Top of Provided entries

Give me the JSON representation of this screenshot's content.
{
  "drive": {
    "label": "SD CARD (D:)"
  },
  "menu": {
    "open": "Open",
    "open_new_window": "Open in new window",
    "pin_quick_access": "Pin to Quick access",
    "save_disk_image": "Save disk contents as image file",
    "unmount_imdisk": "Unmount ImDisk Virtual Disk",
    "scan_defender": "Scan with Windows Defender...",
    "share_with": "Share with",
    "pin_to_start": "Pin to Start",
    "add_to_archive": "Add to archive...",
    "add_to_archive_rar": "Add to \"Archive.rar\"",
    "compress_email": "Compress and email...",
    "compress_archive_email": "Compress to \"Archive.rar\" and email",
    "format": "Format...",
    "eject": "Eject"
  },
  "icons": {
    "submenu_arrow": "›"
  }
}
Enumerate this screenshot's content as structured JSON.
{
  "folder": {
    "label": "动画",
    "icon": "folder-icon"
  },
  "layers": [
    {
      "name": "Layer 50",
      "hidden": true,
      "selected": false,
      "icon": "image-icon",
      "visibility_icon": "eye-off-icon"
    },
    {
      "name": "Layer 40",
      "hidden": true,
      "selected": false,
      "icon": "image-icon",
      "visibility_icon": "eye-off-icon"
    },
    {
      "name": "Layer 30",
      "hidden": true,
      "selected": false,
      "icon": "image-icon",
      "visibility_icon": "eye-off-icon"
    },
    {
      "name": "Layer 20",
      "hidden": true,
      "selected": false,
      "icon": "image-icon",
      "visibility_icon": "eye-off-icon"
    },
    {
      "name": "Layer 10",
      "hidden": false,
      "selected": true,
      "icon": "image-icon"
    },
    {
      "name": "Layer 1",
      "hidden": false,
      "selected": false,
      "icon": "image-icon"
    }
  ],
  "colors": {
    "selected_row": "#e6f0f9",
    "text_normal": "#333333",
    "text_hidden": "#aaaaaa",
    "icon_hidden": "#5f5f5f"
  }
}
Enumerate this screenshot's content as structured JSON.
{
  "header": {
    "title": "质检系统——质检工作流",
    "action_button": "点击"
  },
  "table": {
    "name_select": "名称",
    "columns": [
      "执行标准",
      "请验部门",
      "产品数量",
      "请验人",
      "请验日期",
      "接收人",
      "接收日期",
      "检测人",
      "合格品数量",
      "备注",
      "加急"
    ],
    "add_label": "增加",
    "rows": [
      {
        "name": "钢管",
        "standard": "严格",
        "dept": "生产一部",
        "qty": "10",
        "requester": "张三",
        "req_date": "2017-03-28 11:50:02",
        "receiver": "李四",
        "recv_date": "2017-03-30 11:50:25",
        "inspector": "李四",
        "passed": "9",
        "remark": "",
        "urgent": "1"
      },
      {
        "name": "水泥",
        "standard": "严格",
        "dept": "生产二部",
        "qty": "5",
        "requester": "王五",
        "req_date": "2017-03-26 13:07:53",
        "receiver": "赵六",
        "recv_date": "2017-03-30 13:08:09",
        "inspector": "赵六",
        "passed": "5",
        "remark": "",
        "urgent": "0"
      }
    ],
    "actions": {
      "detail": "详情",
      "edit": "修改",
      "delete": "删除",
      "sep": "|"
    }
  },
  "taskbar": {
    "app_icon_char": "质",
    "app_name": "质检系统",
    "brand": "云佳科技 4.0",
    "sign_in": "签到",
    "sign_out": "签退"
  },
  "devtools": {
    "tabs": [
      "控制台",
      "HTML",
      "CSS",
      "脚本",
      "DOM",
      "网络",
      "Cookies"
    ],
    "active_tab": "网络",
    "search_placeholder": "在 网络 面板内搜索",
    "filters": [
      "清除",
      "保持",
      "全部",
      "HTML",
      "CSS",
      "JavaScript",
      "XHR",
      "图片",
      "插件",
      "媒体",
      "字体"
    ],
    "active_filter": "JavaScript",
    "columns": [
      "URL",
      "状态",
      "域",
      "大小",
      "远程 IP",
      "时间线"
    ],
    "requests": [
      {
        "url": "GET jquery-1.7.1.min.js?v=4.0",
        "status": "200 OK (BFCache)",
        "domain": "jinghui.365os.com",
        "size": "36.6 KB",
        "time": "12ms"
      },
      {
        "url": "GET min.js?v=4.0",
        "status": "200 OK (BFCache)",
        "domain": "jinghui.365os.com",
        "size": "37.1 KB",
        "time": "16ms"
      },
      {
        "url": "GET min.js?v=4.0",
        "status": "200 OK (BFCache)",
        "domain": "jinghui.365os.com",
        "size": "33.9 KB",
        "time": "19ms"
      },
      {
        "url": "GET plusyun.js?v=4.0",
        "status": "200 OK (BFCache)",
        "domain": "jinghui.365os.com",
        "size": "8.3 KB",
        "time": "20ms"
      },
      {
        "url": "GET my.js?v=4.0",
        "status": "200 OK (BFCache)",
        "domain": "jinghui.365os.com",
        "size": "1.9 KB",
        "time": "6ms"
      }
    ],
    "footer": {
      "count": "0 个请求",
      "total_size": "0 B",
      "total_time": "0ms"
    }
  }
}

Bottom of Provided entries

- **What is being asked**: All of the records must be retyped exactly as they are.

- **Your solution**:
Give me the JSON representation of this screenshot's content.
{
  "drive": {
    "label": "SD CARD (D:)"
  },
  "menu": {
    "open": "Open",
    "open_new_window": "Open in new window",
    "pin_quick_access": "Pin to Quick access",
    "save_disk_image": "Save disk contents as image file",
    "unmount_imdisk": "Unmount ImDisk Virtual Disk",
    "scan_defender": "Scan with Windows Defender...",
    "share_with": "Share with",
    "pin_to_start": "Pin to Start",
    "add_to_archive": "Add to archive...",
    "add_to_archive_rar": "Add to \"Archive.rar\"",
    "compress_email": "Compress and email...",
    "compress_archive_email": "Compress to \"Archive.rar\" and email",
    "format": "Format...",
    "eject": "Eject"
  },
  "icons": {
    "submenu_arrow": "›"
  }
}
Enumerate this screenshot's content as structured JSON.
{
  "folder": {
    "label": "动画",
    "icon": "folder-icon"
  },
  "layers": [
    {
      "name": "Layer 50",
      "hidden": true,
      "selected": false,
      "icon": "image-icon",
      "visibility_icon": "eye-off-icon"
    },
    {
      "name": "Layer 40",
      "hidden": true,
      "selected": false,
      "icon": "image-icon",
      "visibility_icon": "eye-off-icon"
    },
    {
      "name": "Layer 30",
      "hidden": true,
      "selected": false,
      "icon": "image-icon",
      "visibility_icon": "eye-off-icon"
    },
    {
      "name": "Layer 20",
      "hidden": true,
      "selected": false,
      "icon": "image-icon",
      "visibility_icon": "eye-off-icon"
    },
    {
      "name": "Layer 10",
      "hidden": false,
      "selected": true,
      "icon": "image-icon"
    },
    {
      "name": "Layer 1",
      "hidden": false,
      "selected": false,
      "icon": "image-icon"
    }
  ],
  "colors": {
    "selected_row": "#e6f0f9",
    "text_normal": "#333333",
    "text_hidden": "#aaaaaa",
    "icon_hidden": "#5f5f5f"
  }
}
Enumerate this screenshot's content as structured JSON.
{
  "header": {
    "title": "质检系统——质检工作流",
    "action_button": "点击"
  },
  "table": {
    "name_select": "名称",
    "columns": [
      "执行标准",
      "请验部门",
      "产品数量",
      "请验人",
      "请验日期",
      "接收人",
      "接收日期",
      "检测人",
      "合格品数量",
      "备注",
      "加急"
    ],
    "add_label": "增加",
    "rows": [
      {
        "name": "钢管",
        "standard": "严格",
        "dept": "生产一部",
        "qty": "10",
        "requester": "张三",
        "req_date": "2017-03-28 11:50:02",
        "receiver": "李四",
        "recv_date": "2017-03-30 11:50:25",
        "inspector": "李四",
        "passed": "9",
        "remark": "",
        "urgent": "1"
      },
      {
        "name": "水泥",
        "standard": "严格",
        "dept": "生产二部",
        "qty": "5",
        "requester": "王五",
        "req_date": "2017-03-26 13:07:53",
        "receiver": "赵六",
        "recv_date": "2017-03-30 13:08:09",
        "inspector": "赵六",
        "passed": "5",
        "remark": "",
        "urgent": "0"
      }
    ],
    "actions": {
      "detail": "详情",
      "edit": "修改",
      "delete": "删除",
      "sep": "|"
    }
  },
  "taskbar": {
    "app_icon_char": "质",
    "app_name": "质检系统",
    "brand": "云佳科技 4.0",
    "sign_in": "签到",
    "sign_out": "签退"
  },
  "devtools": {
    "tabs": [
      "控制台",
      "HTML",
      "CSS",
      "脚本",
      "DOM",
      "网络",
      "Cookies"
    ],
    "active_tab": "网络",
    "search_placeholder": "在 网络 面板内搜索",
    "filters": [
      "清除",
      "保持",
      "全部",
      "HTML",
      "CSS",
      "JavaScript",
      "XHR",
      "图片",
      "插件",
      "媒体",
      "字体"
    ],
    "active_filter": "JavaScript",
    "columns": [
      "URL",
      "状态",
      "域",
      "大小",
      "远程 IP",
      "时间线"
    ],
    "requests": [
      {
        "url": "GET jquery-1.7.1.min.js?v=4.0",
        "status": "200 OK (BFCache)",
        "domain": "jinghui.365os.com",
        "size": "36.6 KB",
        "time": "12ms"
      },
      {
        "url": "GET min.js?v=4.0",
        "status": "200 OK (BFCache)",
        "domain": "jinghui.365os.com",
        "size": "37.1 KB",
        "time": "16ms"
      },
      {
        "url": "GET min.js?v=4.0",
        "status": "200 OK (BFCache)",
        "domain": "jinghui.365os.com",
        "size": "33.9 KB",
        "time": "19ms"
      },
      {
        "url": "GET plusyun.js?v=4.0",
        "status": "200 OK (BFCache)",
        "domain": "jinghui.365os.com",
        "size": "8.3 KB",
        "time": "20ms"
      },
      {
        "url": "GET my.js?v=4.0",
        "status": "200 OK (BFCache)",
        "domain": "jinghui.365os.com",
        "size": "1.9 KB",
        "time": "6ms"
      }
    ],
    "footer": {
      "count": "0 个请求",
      "total_size": "0 B",
      "total_time": "0ms"
    }
  }
}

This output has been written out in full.